I have been going by my "healthcare nickname" for twelve-thirteen years...they either call me by my first name or the nickname; they are interchangeable, because my nickname is the meaning of my name. No issues.
I like my "healthcare nickname" so much, it crossed into my personal life about five years ago. It fits me and my personality professionally and personally.
- 0Mar 2, '13 by sharpeimom GuideAdd me to the "answered the poll wrong" group. I see noting at all wrong with nicknames at work unless they're hurtful or embarrassing.
I was named for my Great Grandmother, who was Katherine, but she was called "Kit." At various times in my life, I have been Kit, Katie, and Kathy. I answer to any of them. This many years later, when I hear "Katherine...", I think of my fifth grade teacher and wonder what I've done wrong this time. I've had all the above versions on my nametag.

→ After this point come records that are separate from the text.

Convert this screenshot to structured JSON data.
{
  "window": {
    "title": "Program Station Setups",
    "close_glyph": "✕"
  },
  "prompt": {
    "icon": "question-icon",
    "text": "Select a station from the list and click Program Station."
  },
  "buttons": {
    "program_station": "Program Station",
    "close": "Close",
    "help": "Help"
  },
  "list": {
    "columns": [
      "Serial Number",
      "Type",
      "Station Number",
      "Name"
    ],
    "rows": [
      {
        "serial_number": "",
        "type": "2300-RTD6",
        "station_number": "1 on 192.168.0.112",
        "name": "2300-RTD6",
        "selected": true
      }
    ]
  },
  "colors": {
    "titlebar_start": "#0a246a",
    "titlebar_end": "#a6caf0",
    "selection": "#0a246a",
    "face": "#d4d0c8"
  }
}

- 1Mar 2, '13 by Spidey's mom, ADN, BSN, RN GuideI read the question in the poll box so I think I answered correctly - yes, shortened names or nicknames are professional.
To the OP - you probably got that comment from someone who also thinks women over 40 should have short hair, not long hair.
- 0Mar 2, '13 by Rhi007I'm called 'trouble' by close nursing friends and the orderlies mainly due to the fact of my history at the hospital as a patient (many presentations) the radiographers/radiologists I'm close with call me darling, Hun, possum or sweetie....no matter who's in front of them.....the DON was with me and they still did it.